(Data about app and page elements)
⁂
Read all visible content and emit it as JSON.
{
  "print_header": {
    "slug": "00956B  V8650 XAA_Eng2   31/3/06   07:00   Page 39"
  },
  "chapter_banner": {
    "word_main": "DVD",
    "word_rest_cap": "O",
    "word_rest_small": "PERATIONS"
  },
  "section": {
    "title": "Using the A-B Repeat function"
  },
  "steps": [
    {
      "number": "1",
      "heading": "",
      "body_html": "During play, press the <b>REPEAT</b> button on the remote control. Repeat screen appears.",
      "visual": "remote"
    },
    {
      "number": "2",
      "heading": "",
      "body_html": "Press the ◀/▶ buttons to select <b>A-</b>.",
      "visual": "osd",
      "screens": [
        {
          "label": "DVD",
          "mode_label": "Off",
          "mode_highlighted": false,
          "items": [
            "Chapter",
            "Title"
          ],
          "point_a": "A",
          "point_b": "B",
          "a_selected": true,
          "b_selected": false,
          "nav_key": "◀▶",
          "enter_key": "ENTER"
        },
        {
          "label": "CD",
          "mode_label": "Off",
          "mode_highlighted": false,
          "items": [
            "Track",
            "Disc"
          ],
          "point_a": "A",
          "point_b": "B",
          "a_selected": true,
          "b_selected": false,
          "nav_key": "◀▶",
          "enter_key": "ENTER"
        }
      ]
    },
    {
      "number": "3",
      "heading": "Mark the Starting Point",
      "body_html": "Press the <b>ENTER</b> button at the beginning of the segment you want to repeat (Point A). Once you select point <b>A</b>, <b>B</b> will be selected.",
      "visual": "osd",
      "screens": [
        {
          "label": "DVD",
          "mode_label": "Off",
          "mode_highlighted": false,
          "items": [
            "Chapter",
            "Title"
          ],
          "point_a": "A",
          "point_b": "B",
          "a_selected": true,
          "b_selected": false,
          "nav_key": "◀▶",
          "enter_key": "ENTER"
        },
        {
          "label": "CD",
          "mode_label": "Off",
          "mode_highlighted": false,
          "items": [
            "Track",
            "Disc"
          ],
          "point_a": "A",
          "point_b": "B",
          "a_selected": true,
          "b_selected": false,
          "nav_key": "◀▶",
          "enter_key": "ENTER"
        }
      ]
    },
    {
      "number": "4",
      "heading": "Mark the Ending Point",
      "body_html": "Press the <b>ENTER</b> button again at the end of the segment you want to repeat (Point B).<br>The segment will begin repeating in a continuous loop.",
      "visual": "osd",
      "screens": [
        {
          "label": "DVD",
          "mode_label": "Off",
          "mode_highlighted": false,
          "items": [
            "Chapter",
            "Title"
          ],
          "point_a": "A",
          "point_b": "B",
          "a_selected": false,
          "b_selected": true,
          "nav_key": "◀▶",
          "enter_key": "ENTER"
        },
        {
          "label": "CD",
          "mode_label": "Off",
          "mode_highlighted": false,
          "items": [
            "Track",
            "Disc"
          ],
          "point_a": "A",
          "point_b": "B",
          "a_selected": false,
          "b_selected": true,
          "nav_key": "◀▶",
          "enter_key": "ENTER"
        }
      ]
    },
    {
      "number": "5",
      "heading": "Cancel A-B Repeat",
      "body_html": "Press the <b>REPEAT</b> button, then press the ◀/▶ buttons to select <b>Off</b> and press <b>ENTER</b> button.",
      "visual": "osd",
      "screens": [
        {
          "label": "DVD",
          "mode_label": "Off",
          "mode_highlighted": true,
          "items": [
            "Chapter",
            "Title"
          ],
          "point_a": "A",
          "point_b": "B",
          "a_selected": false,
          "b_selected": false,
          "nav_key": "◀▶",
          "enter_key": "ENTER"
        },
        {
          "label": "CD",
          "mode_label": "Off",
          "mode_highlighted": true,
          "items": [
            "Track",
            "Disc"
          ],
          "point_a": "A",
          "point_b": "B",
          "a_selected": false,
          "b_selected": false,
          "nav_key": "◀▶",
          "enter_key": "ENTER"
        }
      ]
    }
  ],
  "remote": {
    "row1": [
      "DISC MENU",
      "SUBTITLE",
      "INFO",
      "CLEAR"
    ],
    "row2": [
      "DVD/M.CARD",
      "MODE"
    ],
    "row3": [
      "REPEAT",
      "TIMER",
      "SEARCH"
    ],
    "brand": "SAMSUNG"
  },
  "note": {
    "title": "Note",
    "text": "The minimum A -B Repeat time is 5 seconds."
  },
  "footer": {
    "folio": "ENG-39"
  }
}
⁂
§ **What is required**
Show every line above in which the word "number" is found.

§ **Exercise response**
      "number": "1",
      "number": "2",
      "number": "3",
      "number": "4",
      "number": "5",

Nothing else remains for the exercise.